Have missed so many of your wonderful blogs, but will hope to catch up over time.

Warmest wishes

muddyboots said...

oh dear, what a scary moment! a tale that he will no doubt retell as he gets older... do you remember when.......

Woozle1967 said...

I bet your heart was in your mouth! But you are so right about Greece and the Greeks. We went sailing around the Dodecanese a few years ago and we loved the islands you could only get to by sea. Magical.xx

BTW - loved the runner beans tale! And looking forward to seeing you soon.x

Inthemud said...


Just wanted to let you know I have given you an Award for blogging, which you can pick up from my blog

Love Muddie x

annakarenin said...

Poor thing, mind you he looks to be having a great time in the bottom photo.

Marianne said...

It's absolutely terrifying to temporarily lose a child. Thank goodness it was quickly sorted out. How brave of him to speak Greek and how puzzled he must have been by the reaction.

Exmoorjane said...

Oh bless and double bless. Poor sausage. But how totally terrifying for you.... uughhh, doesn't bear thinking about.
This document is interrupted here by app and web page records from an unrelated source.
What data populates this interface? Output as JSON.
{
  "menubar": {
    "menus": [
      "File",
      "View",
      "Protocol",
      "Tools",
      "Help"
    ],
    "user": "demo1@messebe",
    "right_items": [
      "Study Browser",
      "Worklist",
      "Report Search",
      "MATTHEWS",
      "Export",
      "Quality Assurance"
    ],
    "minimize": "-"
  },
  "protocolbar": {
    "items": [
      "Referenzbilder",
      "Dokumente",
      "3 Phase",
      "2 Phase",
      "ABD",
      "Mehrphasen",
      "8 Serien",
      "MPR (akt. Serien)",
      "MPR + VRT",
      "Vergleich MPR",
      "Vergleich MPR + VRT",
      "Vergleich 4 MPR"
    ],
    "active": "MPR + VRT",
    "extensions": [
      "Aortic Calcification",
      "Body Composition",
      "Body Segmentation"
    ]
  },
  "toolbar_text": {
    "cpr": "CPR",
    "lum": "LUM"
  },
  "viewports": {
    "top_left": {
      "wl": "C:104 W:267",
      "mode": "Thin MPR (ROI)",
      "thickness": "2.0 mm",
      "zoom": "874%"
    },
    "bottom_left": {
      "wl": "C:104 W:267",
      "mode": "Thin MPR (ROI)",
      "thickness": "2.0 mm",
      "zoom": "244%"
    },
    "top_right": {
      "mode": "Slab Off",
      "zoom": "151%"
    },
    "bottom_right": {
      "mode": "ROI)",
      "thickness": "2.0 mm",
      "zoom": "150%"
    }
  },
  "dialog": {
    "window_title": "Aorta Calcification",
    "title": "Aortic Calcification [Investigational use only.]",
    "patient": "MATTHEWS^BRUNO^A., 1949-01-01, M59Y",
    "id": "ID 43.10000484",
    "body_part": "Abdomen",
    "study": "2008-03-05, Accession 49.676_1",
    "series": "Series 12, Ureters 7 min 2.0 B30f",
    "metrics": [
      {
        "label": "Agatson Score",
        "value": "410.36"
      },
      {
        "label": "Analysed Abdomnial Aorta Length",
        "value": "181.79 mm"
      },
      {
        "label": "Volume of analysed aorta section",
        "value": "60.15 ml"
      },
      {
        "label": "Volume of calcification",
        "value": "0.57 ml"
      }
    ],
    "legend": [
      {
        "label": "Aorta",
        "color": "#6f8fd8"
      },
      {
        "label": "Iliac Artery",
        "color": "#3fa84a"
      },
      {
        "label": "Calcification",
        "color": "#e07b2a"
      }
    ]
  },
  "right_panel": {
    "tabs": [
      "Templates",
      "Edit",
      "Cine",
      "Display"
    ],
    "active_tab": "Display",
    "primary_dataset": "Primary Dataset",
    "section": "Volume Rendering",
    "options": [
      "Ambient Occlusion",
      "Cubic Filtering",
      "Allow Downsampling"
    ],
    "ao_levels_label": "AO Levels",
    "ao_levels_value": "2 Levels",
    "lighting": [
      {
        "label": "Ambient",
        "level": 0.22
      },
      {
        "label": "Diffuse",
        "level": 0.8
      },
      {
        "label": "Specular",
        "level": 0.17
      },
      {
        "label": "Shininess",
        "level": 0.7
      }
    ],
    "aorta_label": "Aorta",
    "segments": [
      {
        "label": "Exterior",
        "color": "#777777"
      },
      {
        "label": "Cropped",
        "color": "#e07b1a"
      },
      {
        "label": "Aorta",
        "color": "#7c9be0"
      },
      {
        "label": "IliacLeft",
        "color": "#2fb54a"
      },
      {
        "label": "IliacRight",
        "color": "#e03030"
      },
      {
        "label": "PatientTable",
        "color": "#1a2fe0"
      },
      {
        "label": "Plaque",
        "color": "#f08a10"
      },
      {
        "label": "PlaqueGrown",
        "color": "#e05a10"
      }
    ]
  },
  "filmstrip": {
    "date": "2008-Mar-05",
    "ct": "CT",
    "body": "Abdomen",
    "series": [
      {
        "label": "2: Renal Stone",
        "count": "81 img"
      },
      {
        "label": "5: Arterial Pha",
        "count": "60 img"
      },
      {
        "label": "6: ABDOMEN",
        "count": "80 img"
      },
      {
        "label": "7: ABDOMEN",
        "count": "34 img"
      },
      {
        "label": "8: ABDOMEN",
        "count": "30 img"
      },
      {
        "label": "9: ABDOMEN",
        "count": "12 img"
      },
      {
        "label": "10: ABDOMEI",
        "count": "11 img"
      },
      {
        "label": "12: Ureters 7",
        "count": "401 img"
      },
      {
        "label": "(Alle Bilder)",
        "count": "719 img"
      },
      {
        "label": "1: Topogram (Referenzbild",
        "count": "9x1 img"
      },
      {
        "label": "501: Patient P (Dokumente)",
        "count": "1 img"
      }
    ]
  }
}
I have lost most of my Greek now, IS a lovely language for sure, though quite difficult too.